Just because the Macintosh clone is a vanishing breed doesn't mean Mac users won't continue to see inexpensive systems, especially this holiday season.

Just because the Macintosh clone computer is a vanishing breed doesn't mean Mac users won't continue to see inexpensive systems.

Umax today announced a $500 rebate on its high-end clones, and other Mac clone systems are being discounted too as resellers enter the heart of the holiday-selling season.

With the rebate, Umax's S900/200, a 200-MHz PowerPC 604e system that's normally targeted at the high-end of the market, is available for under $2,000. The Umax model also ships with more features, such as better video and more high-speed "cache" memory, than comparably priced Power Mac 8600 systems from Apple.

The S900/200 incorporates a 2.1GB hard disk drive, a CD-ROM drive, and the ability to add a second processor.

There was some concern that price competition would taper off in the wake of announcements from Motorola (MOT) and Power Computing stating that they will shut down their Macintosh clone businesses. Both companies decided to exit the market for Mac clones this September, after Apple decided that they were taking away too many sales of Mac systems.

In the short term, however, pricing has become more competitive than ever as companies clear out the inventory of remaining systems. Apple hasn't stood still, either. The company is offering price cuts and rebates on a number of systems (See related story). Perhaps more important, the Cupertino, California, company has aggressively priced new Power Mac G3 systems with the speedy PowerPC 750 processor as low as $2,000.

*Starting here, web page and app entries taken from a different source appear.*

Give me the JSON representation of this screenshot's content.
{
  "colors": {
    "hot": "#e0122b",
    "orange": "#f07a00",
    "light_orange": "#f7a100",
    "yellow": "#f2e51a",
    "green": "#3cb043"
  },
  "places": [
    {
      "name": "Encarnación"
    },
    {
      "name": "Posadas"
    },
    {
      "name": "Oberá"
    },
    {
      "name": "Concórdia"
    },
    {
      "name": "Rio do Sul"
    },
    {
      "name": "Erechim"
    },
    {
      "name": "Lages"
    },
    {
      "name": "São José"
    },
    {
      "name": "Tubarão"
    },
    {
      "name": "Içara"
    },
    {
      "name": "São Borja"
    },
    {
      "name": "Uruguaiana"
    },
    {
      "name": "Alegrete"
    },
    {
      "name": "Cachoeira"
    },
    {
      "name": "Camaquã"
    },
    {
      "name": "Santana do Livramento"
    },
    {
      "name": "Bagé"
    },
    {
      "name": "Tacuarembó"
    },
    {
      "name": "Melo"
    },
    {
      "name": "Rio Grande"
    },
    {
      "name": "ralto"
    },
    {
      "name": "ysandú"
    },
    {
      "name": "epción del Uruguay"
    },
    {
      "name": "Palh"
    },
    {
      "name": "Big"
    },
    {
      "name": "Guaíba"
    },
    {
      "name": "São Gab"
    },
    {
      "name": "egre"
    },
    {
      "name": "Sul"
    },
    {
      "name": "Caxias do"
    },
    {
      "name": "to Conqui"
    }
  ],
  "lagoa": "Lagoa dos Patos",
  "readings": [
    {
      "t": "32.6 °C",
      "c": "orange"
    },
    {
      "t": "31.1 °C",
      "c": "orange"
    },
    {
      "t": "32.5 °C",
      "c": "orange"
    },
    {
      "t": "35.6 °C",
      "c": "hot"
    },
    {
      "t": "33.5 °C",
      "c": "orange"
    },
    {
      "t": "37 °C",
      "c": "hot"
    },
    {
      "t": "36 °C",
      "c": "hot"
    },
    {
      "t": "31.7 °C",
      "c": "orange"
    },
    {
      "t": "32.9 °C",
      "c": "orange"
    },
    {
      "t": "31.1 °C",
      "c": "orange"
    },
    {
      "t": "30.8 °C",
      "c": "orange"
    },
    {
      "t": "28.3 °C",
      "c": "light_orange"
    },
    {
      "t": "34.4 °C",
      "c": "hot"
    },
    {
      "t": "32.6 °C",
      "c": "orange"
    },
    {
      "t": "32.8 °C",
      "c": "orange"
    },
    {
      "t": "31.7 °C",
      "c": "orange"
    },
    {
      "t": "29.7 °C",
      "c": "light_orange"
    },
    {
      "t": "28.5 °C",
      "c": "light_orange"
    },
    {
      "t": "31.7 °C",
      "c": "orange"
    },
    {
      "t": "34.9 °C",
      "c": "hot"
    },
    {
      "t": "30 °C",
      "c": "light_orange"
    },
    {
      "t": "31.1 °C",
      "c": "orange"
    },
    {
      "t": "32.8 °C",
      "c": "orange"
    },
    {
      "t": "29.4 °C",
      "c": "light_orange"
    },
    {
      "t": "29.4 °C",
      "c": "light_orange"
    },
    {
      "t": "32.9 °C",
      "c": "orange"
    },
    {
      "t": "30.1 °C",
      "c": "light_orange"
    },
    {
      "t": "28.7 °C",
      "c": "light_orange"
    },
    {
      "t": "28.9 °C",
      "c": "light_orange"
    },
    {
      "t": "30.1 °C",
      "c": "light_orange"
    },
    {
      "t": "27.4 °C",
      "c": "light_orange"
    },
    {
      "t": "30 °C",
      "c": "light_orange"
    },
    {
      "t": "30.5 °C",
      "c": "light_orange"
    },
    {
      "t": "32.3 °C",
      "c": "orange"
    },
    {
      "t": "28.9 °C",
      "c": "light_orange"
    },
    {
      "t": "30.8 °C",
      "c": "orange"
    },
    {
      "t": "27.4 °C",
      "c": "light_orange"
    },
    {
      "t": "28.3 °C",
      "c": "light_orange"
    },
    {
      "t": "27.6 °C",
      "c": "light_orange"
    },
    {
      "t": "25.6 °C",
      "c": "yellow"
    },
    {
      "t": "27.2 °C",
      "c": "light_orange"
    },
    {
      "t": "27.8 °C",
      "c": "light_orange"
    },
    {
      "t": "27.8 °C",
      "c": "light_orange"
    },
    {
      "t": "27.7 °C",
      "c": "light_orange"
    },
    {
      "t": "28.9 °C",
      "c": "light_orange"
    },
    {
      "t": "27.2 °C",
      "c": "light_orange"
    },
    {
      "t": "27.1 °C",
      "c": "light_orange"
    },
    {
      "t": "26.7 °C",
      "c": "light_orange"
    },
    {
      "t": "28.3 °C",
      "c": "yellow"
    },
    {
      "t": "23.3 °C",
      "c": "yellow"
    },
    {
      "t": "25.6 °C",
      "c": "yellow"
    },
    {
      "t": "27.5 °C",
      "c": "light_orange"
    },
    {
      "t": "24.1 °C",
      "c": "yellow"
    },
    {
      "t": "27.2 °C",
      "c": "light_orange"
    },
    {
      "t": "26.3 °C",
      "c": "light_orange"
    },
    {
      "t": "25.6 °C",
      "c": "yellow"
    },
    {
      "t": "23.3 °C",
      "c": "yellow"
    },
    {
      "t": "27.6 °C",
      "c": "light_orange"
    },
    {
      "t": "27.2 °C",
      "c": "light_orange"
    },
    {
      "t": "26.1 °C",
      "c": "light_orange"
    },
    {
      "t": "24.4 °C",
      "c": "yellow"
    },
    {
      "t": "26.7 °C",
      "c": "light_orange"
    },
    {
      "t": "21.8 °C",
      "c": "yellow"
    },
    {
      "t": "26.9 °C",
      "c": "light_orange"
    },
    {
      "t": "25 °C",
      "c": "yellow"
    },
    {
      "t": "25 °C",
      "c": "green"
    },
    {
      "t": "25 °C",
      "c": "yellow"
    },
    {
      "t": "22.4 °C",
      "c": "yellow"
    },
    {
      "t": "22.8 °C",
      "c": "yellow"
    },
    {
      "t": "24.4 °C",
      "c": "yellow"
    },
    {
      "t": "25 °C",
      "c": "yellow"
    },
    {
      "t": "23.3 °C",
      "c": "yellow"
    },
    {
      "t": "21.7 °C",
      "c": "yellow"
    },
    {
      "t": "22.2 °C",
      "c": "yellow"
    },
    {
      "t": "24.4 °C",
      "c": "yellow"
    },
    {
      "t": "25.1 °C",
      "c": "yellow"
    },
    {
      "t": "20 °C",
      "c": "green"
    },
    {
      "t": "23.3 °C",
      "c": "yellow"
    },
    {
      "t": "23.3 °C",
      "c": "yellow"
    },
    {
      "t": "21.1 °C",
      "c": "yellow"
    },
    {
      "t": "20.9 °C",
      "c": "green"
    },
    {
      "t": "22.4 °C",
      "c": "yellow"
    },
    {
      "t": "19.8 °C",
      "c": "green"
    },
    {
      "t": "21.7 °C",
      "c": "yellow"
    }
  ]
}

"Apple has done a better job of addressing the price issue. Prices in the Apple Store are decent. There is also an interesting little battle with some resellers undercutting Apple's prices," noted Devin Comisky, an analyst with D.H. Brown.

Comisky was referring to some recent changes in Apple's marketing campaign that have made it possible for some resellers to advertise lower prices than Apple would care to see. For instance, ClubMac is offering a Power Mac 7300/180 with 180-MHz PowerPC 604e for $1,799, when most other resellers are advertising a price of $1,999.

Consumers in the market for a home or small office system will be able to get some good deals on systems this season, too, as there are a number of sub-$1,000 systems with 200- and even 240-MHz PowerPC 603e processors available. The 603e is the PowerPC processor generally targeted for use in consumer-oriented systems.

MacMall, for example, is now offering a Motorola Starmax 3000/200 model with 200-MHz PowerPC 603e processor for $849 and a 240-MHz system for $949.

"We're starting to run out of availability on Motorola and Power Computing systems. There has been more demand for Motorola units," said Dan DeVries, executive vice president of marketing for Creative Computers (MALL). Creative Computers, which sells equipment through its MacMall catalog and Web site, is one of the largest Mac resellers.

"I wish we could get more of them, but the supply of those is ready to dry up. Then it will be essentially Apple and, to a lesser extent, Umax," DeVries observed. As for Apple systems, MacMall is advertising Apple's official prices, but is offering customers a preset "instant rebate" to remain competitive with resellers such as Club Mac.

The end result is that catalog and retail outlets selling Motorola and Power Computing products are likely to enjoy strong sales through the end of the year as people stock up on new Mac clones.